# [Directions for this task]
Report every line below that has the string "code" in it.

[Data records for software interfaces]
<<<<
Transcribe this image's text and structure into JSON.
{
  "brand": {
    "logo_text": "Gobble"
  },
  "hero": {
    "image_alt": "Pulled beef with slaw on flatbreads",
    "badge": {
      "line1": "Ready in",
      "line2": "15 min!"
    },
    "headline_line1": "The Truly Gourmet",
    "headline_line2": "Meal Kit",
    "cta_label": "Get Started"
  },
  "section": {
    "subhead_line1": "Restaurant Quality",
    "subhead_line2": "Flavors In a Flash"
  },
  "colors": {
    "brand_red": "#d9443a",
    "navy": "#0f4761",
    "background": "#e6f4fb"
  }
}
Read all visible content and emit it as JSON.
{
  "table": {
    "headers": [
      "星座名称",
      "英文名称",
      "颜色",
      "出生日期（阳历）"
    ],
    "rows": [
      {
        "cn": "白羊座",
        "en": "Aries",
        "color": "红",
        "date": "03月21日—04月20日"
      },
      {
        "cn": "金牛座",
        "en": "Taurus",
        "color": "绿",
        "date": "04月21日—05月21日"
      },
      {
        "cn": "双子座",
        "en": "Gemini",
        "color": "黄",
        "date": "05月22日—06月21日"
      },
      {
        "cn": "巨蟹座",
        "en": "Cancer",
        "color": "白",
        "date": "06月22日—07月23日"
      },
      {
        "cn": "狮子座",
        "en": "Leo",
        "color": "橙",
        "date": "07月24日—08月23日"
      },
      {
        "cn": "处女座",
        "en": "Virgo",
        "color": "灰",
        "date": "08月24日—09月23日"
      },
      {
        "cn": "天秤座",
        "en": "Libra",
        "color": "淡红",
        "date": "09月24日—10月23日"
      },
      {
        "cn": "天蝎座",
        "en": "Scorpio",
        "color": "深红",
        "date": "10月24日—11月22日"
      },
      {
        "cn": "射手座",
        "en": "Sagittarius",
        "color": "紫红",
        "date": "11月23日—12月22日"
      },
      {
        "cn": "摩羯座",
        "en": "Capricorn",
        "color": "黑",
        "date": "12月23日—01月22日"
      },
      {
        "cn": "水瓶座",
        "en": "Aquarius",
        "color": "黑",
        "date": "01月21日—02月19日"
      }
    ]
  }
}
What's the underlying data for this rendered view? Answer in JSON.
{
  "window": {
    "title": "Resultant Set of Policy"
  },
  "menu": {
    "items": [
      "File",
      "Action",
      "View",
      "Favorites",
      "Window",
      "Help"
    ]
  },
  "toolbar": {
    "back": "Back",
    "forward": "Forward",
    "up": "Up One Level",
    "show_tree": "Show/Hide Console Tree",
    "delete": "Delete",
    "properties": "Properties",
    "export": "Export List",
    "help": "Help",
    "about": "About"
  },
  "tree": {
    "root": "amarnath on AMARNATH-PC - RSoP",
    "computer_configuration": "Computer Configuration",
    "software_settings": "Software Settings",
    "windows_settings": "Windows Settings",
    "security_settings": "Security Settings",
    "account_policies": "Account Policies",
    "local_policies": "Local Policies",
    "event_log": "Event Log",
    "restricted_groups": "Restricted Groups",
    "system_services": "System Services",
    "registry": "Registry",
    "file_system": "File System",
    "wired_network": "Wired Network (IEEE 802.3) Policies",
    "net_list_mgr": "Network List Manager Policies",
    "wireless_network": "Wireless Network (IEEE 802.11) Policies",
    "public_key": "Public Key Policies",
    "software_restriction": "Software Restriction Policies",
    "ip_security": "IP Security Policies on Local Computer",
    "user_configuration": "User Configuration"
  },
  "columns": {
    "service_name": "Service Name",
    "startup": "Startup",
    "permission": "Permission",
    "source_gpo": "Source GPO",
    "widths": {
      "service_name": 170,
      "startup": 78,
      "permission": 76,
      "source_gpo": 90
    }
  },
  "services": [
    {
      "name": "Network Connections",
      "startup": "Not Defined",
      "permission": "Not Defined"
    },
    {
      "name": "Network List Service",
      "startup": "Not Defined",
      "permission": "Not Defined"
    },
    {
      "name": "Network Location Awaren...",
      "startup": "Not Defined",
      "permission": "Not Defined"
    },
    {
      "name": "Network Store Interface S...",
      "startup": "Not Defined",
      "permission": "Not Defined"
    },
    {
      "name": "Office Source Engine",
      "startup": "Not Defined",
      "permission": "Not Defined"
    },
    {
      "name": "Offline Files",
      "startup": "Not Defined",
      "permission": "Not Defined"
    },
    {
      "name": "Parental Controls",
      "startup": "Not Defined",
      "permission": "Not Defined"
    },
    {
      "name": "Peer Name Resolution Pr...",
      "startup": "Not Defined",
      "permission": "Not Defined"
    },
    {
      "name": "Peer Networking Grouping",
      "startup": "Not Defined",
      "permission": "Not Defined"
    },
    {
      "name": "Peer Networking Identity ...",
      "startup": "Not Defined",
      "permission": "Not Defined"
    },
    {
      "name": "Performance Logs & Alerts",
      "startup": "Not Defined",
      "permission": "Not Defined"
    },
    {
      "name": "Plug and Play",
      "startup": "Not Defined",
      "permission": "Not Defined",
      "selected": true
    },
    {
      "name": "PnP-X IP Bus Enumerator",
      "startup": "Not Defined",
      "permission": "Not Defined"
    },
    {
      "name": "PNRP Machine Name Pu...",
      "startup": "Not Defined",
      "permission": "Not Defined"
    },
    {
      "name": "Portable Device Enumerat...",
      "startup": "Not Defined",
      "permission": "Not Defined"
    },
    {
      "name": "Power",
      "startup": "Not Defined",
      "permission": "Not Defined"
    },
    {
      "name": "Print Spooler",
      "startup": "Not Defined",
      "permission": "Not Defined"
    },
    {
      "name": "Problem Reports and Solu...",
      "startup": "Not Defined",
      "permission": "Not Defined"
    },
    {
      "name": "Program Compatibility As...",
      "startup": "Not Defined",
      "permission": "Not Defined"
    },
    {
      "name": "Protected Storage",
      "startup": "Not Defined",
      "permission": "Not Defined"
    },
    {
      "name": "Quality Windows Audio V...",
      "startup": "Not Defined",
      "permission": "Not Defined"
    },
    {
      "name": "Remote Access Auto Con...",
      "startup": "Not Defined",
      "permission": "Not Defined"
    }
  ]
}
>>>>
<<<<
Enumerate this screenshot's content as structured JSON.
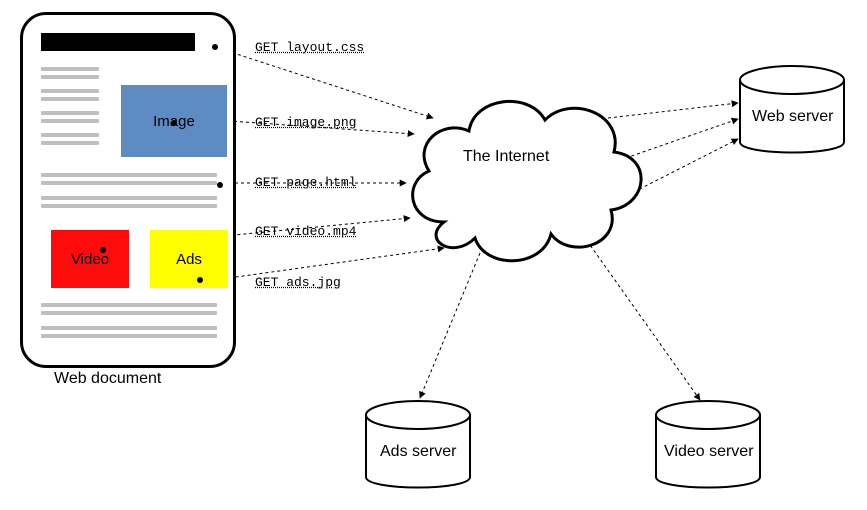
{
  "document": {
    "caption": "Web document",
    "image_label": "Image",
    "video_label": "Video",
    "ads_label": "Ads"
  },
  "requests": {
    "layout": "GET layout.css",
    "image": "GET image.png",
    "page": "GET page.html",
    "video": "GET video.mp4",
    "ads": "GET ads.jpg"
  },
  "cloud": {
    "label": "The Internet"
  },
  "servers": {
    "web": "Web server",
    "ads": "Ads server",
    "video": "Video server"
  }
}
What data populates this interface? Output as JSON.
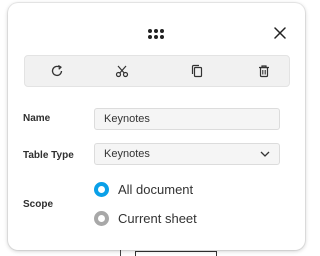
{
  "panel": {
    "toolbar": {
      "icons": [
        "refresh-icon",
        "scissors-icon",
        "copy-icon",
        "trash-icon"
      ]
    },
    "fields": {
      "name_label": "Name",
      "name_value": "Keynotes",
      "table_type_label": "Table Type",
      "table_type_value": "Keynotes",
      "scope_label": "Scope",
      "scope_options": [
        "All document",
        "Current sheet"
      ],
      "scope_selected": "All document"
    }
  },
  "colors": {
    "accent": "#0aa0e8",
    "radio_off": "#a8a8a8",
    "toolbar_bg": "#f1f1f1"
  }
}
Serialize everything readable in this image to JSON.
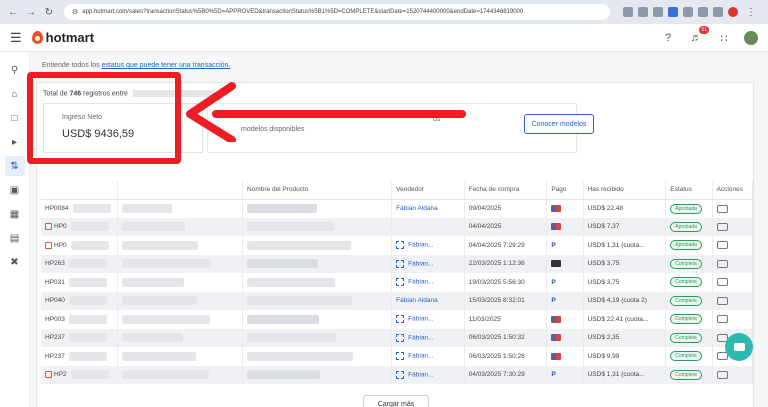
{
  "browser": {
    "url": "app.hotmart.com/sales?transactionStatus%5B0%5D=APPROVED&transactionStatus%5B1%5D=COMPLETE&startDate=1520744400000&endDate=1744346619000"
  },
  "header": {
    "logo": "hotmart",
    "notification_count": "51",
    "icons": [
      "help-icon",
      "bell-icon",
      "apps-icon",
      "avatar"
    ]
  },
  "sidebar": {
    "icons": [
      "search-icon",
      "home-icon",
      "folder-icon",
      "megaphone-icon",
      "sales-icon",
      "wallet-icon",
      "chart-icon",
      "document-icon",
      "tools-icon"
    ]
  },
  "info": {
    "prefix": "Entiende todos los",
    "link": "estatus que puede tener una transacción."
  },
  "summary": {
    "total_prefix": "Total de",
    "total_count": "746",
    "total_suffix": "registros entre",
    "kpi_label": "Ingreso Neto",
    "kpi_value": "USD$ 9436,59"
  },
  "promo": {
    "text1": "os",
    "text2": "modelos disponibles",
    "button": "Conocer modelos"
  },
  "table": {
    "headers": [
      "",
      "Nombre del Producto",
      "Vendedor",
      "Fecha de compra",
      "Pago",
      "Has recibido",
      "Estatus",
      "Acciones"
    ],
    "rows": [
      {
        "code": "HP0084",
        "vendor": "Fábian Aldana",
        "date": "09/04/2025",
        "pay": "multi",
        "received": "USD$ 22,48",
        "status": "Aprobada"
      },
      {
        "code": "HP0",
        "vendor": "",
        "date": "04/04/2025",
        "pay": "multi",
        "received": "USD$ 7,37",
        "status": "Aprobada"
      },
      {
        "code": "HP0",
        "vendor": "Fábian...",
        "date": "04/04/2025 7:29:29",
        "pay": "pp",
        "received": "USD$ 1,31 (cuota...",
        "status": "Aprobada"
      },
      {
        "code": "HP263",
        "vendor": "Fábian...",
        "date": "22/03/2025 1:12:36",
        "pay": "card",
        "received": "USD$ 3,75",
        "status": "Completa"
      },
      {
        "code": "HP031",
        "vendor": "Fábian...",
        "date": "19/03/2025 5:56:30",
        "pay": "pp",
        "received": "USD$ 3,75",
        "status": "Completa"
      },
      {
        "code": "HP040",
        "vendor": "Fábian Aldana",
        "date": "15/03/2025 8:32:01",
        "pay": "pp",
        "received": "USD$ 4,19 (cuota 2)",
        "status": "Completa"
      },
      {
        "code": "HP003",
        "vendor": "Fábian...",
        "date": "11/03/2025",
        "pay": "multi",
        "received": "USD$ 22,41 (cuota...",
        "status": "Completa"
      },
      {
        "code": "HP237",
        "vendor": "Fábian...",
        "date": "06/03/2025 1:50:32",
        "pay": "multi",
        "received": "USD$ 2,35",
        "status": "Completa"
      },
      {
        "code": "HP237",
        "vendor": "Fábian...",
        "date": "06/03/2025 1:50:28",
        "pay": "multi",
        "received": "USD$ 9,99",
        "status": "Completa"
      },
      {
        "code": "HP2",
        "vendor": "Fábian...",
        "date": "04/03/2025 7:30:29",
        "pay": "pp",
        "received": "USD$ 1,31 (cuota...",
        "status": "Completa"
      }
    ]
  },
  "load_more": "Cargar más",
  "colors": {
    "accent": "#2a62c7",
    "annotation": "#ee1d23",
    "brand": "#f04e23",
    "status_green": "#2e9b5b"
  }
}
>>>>
# [Solution to this problem]
        "code": "HP0084",
        "code": "HP0",
        "code": "HP0",
        "code": "HP263",
        "code": "HP031",
        "code": "HP040",
        "code": "HP003",
        "code": "HP237",
        "code": "HP237",
        "code": "HP2",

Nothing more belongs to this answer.